Peru was one of the first countries in Latin America that promoted teleworking as a presidential policy, this with the aim of abiding by total isolation measures in the face of the COVID-19 pandemic.
Through the emergency Decree No. 026-2020 march 2020, the possibility was provided for employers to apply remote work, understanding it as: “the provision of services subordinated to the physical presence of the worker at his home or place of home isolation, using any means or mechanism that enables carry out work outside the workplace, whenever the nature of the work allows it.
In turn, by May 2021, the congress of the republic has approved the new teleworking law for the public and private sector, entrusted to the Bill 5408/2020-CR. In this, the “Teleworking Law” is proposed, now addressing the figure with sufficient flexibility to adapt to the current circumstances that arose in the face of the pandemic.
This rule provides that teleworking can be carried out in various ways, such as: temporary or permanent work; totally or partially, within the national territory or outside it; likewise, in the place where the parties agree, provided that the teleworker has the necessary technological, computer and communication tools.

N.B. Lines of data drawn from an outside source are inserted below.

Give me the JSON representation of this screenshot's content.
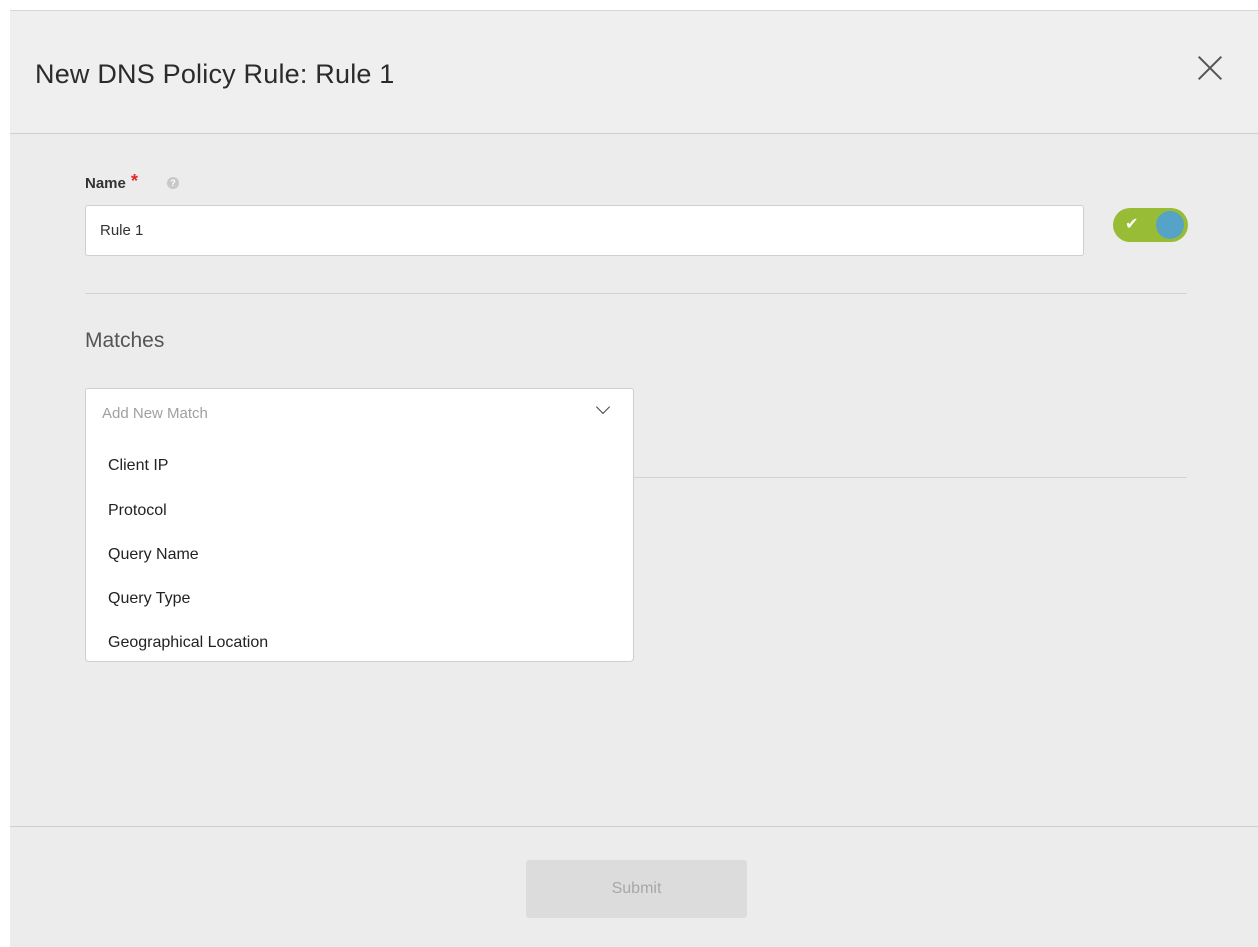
{
  "modal": {
    "title": "New DNS Policy Rule: Rule 1"
  },
  "name_field": {
    "label": "Name",
    "required_mark": "*",
    "value": "Rule 1",
    "help_icon": "question-circle-icon"
  },
  "toggle": {
    "state": "on",
    "check_glyph": "✔",
    "colors": {
      "track": "#98bc35",
      "knob": "#55a3c7"
    }
  },
  "matches": {
    "title": "Matches",
    "select_placeholder": "Add New Match",
    "options": [
      "Client IP",
      "Protocol",
      "Query Name",
      "Query Type",
      "Geographical Location"
    ]
  },
  "footer": {
    "submit_label": "Submit",
    "submit_disabled": true
  }
}
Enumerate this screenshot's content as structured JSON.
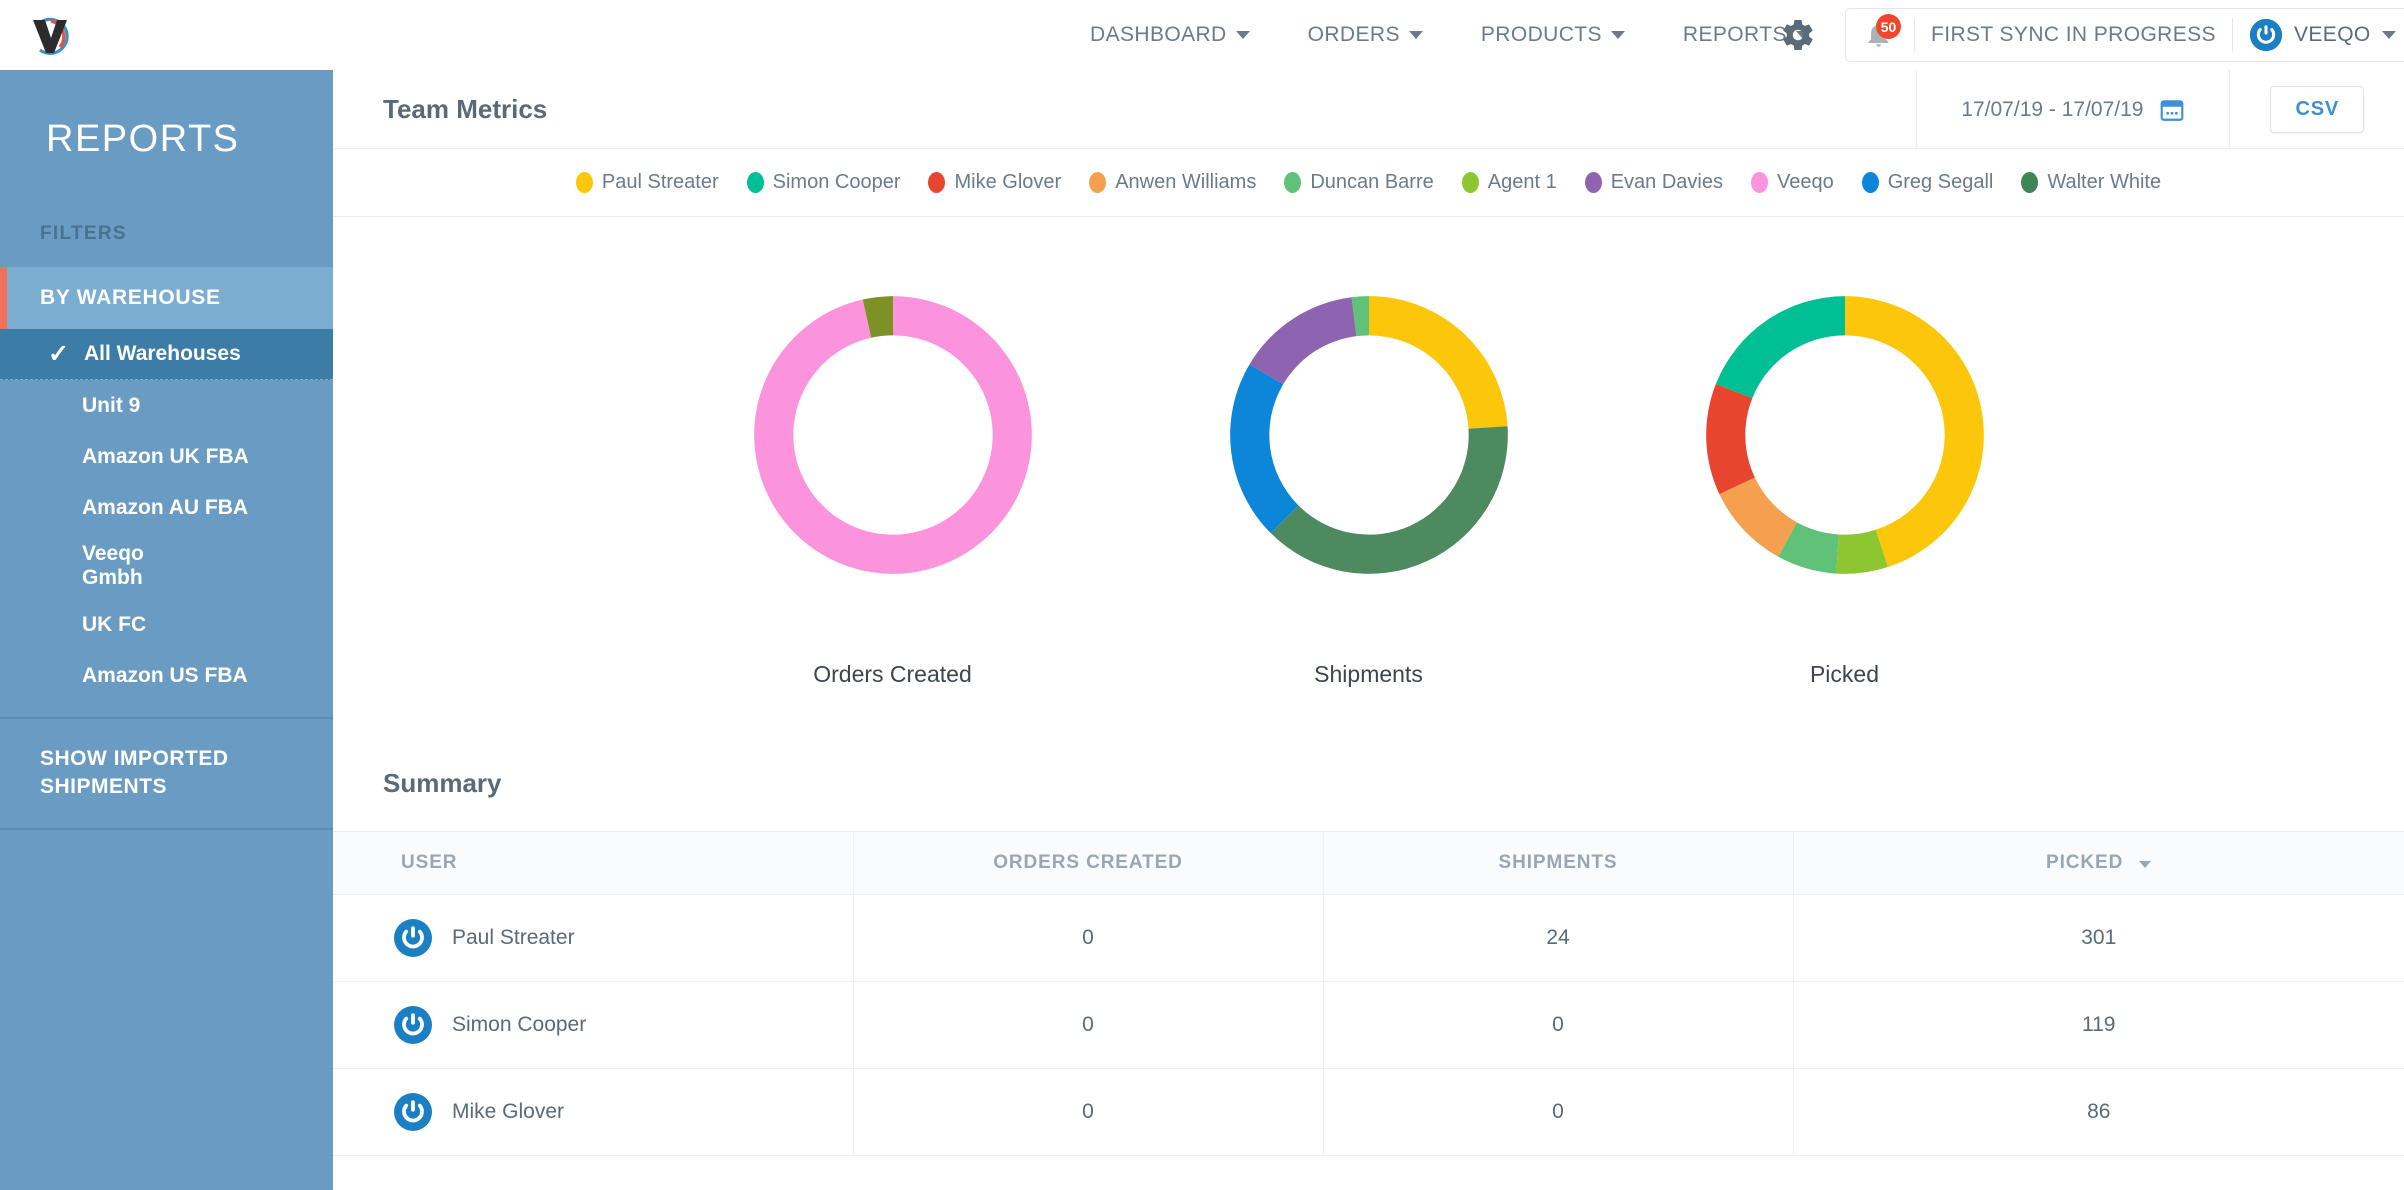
{
  "brand": {
    "logo_alt": "veeqo-logo",
    "accent_blue": "#1b7fc4",
    "accent_coral": "#f2705a"
  },
  "topnav": {
    "items": [
      {
        "label": "DASHBOARD",
        "icon": "chevron-down-icon"
      },
      {
        "label": "ORDERS",
        "icon": "chevron-down-icon"
      },
      {
        "label": "PRODUCTS",
        "icon": "chevron-down-icon"
      },
      {
        "label": "REPORTS",
        "icon": "chevron-down-icon"
      }
    ],
    "gear_icon": "gear-icon",
    "bell_icon": "bell-icon",
    "notification_count": "50",
    "sync_status": "FIRST SYNC IN PROGRESS",
    "account_name": "VEEQO",
    "account_caret": "chevron-down-icon"
  },
  "sidebar": {
    "title": "REPORTS",
    "filters_label": "FILTERS",
    "section_label": "BY WAREHOUSE",
    "items": [
      {
        "label": "All Warehouses",
        "selected": true
      },
      {
        "label": "Unit 9",
        "selected": false
      },
      {
        "label": "Amazon UK FBA",
        "selected": false
      },
      {
        "label": "Amazon AU FBA",
        "selected": false
      },
      {
        "label": "Veeqo Gmbh",
        "selected": false
      },
      {
        "label": "UK FC",
        "selected": false
      },
      {
        "label": "Amazon US FBA",
        "selected": false
      }
    ],
    "footer_label": "SHOW IMPORTED SHIPMENTS"
  },
  "header": {
    "title": "Team Metrics",
    "date_range": "17/07/19 - 17/07/19",
    "calendar_icon": "calendar-icon",
    "csv_label": "CSV"
  },
  "legend": [
    {
      "label": "Paul Streater",
      "color": "#fcc60b"
    },
    {
      "label": "Simon Cooper",
      "color": "#00bf94"
    },
    {
      "label": "Mike Glover",
      "color": "#e8452f"
    },
    {
      "label": "Anwen Williams",
      "color": "#f5a04e"
    },
    {
      "label": "Duncan Barre",
      "color": "#5fc278"
    },
    {
      "label": "Agent 1",
      "color": "#8ec631"
    },
    {
      "label": "Evan Davies",
      "color": "#8e64b0"
    },
    {
      "label": "Veeqo",
      "color": "#fb93dd"
    },
    {
      "label": "Greg Segall",
      "color": "#0b86d8"
    },
    {
      "label": "Walter White",
      "color": "#3f8555"
    }
  ],
  "chart_data": [
    {
      "type": "pie",
      "title": "Orders Created",
      "legend_position": "top",
      "categories": [
        "Veeqo",
        "Agent 1"
      ],
      "values": [
        96.5,
        3.5
      ],
      "colors": [
        "#fb93dd",
        "#7d9124"
      ]
    },
    {
      "type": "pie",
      "title": "Shipments",
      "legend_position": "top",
      "categories": [
        "Paul Streater",
        "Walter White",
        "Greg Segall",
        "Evan Davies",
        "Duncan Barre"
      ],
      "values": [
        24,
        38.5,
        21,
        14.5,
        2
      ],
      "colors": [
        "#fcc60b",
        "#4d8a5f",
        "#0b86d8",
        "#8e64b0",
        "#5fc278"
      ]
    },
    {
      "type": "pie",
      "title": "Picked",
      "legend_position": "top",
      "categories": [
        "Paul Streater",
        "Agent 1",
        "Duncan Barre",
        "Anwen Williams",
        "Mike Glover",
        "Simon Cooper"
      ],
      "values": [
        45,
        6,
        7,
        10,
        13,
        19
      ],
      "colors": [
        "#fcc60b",
        "#8ec631",
        "#5fc278",
        "#f5a04e",
        "#e8452f",
        "#00bf94"
      ]
    }
  ],
  "summary": {
    "title": "Summary",
    "columns": [
      "USER",
      "ORDERS CREATED",
      "SHIPMENTS",
      "PICKED"
    ],
    "sorted_column": "PICKED",
    "sort_direction": "desc",
    "rows": [
      {
        "user": "Paul Streater",
        "orders_created": "0",
        "shipments": "24",
        "picked": "301"
      },
      {
        "user": "Simon Cooper",
        "orders_created": "0",
        "shipments": "0",
        "picked": "119"
      },
      {
        "user": "Mike Glover",
        "orders_created": "0",
        "shipments": "0",
        "picked": "86"
      }
    ]
  }
}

What else can we see in the rest of the regions
In Argentina, although they do not have a legal instrument specifically drafted for teleworking, they do have a set of laws that encompass its activity and promotion, where they allow the same rights to exist between remote and on-site workers. Among them, the law of Work contract the rectification of Convention No. 177 of the International Labor Organization (ILO) about home work.
Bolivia, Chile and Guatemala do not have detailed regulations for the use of teleworking, where this modality operates under general rules in these countries and where, as a result of the COVID-19 contingency, discussions are being accelerated for the application of regulatory rules for it.
While Uruguay is working on the design of a special bill on the matter in conjunction with the National Directorate of the National Emergency Service (Sinae), where they are establishing guidelines to promote teleworking and so far, it is only applied in public offices, as a transitory, exceptional and preventive measure.
For Mexico, in its legal framework, there was no mention of teleworking as such, but there was talk of home work, and they declared it as equal to the face-to-face relationship where the same rights and obligations are enjoyed. Although there was a limbo around the regulation of teleworking, with the situation of the COVID-19 pandemic, the conditions were given to promote the discussion of a new bill for its regulation, for which last January 2021 A reform on teleworking was published in the “Federal Labor Law”, being the first regulation of this labor modality in the nation’s history.
And what do we see around Brazil?
In Brazil, meanwhile, teleworking was included in the Labor Law in 2017 in the Law no. 13,467/2017, through one of the many modifications that were made to a standard that dates back to 1943. Broadly speaking, this text “dispenses control of the working day and, consequently, the payment of overtime” to employees who work play at home. By March 2020, and with the arrival of the pandemic in the country, the federal government enabled employers to change the face-to-face regime for teleworking as a way of dealing with the state of public calamity, currently teleworking in the country regulated and used on a large scale.
With more than 30 countries in Latin America and the Caribbean and each region with diverse regulatory considerations and that have come slowly to modernize and adopt new work modalities, the arrival of the COVID-19 pandemic has served as a driving factor for the discussions and revisions of said regulations, and with it go little by little in the implementation of teleworking as a scheme with all the legal considerations to be a beneficial modality, both for employers and workers, currently being a successful modality already properly applied and regulated in many Latin American countries.
From Nukke we provide you with advice and specialized mechanisms to help you address these regulatory considerations, where to apply optimally in your productivity schemes under the modality of teleworking in your organization;